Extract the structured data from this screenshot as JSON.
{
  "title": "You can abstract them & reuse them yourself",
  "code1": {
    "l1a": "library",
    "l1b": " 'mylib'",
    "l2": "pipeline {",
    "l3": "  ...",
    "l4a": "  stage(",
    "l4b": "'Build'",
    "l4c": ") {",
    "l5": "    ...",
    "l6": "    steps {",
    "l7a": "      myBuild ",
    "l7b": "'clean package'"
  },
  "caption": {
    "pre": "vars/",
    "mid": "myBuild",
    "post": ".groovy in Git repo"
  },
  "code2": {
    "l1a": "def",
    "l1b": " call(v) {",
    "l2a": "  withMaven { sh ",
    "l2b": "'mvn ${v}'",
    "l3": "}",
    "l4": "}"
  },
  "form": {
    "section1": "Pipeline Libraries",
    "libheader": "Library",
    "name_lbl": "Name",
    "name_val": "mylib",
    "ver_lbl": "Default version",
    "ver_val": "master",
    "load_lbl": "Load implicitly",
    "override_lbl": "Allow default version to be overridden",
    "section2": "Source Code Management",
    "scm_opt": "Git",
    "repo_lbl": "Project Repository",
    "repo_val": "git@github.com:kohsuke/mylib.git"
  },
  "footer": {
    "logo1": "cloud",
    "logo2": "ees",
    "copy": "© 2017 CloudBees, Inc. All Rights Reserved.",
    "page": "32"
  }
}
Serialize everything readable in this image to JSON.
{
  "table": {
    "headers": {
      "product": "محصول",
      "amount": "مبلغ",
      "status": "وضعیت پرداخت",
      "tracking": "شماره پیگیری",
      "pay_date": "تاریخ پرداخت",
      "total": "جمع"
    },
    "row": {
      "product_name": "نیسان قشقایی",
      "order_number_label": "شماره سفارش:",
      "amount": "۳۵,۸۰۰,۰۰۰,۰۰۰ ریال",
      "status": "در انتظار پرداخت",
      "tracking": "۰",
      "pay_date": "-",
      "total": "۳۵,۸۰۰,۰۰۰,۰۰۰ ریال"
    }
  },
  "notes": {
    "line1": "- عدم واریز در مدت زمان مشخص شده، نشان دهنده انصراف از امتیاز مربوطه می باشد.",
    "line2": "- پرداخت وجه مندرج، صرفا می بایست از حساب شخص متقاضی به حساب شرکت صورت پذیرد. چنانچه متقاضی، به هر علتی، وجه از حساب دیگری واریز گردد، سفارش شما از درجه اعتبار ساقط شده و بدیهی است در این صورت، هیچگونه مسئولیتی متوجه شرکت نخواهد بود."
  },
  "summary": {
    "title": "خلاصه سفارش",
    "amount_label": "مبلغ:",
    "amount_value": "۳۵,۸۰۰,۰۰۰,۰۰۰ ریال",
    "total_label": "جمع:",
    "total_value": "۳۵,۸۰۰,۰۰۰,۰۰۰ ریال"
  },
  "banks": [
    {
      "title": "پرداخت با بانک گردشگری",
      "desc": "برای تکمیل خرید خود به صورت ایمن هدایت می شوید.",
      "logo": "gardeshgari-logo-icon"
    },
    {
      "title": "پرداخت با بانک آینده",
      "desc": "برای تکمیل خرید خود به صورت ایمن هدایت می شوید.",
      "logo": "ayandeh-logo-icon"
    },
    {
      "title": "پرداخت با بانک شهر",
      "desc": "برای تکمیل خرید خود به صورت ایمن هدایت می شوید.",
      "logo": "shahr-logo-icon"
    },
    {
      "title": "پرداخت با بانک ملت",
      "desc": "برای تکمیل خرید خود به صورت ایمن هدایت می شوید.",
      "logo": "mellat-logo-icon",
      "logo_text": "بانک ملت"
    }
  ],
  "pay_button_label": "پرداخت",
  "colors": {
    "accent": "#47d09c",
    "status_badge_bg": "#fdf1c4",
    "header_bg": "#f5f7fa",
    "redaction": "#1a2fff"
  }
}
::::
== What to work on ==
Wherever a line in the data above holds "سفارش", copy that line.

== Solution to the problem ==
      "order_number_label": "شماره سفارش:",
    "line2": "- پرداخت وجه مندرج، صرفا می بایست از حساب شخص متقاضی به حساب شرکت صورت پذیرد. چنانچه متقاضی، به هر علتی، وجه از حساب دیگری واریز گردد، سفارش شما از درجه اعتبار ساقط شده و بدیهی است در این صورت، هیچگونه مسئولیتی متوجه شرکت نخواهد بود."
    "title": "خلاصه سفارش",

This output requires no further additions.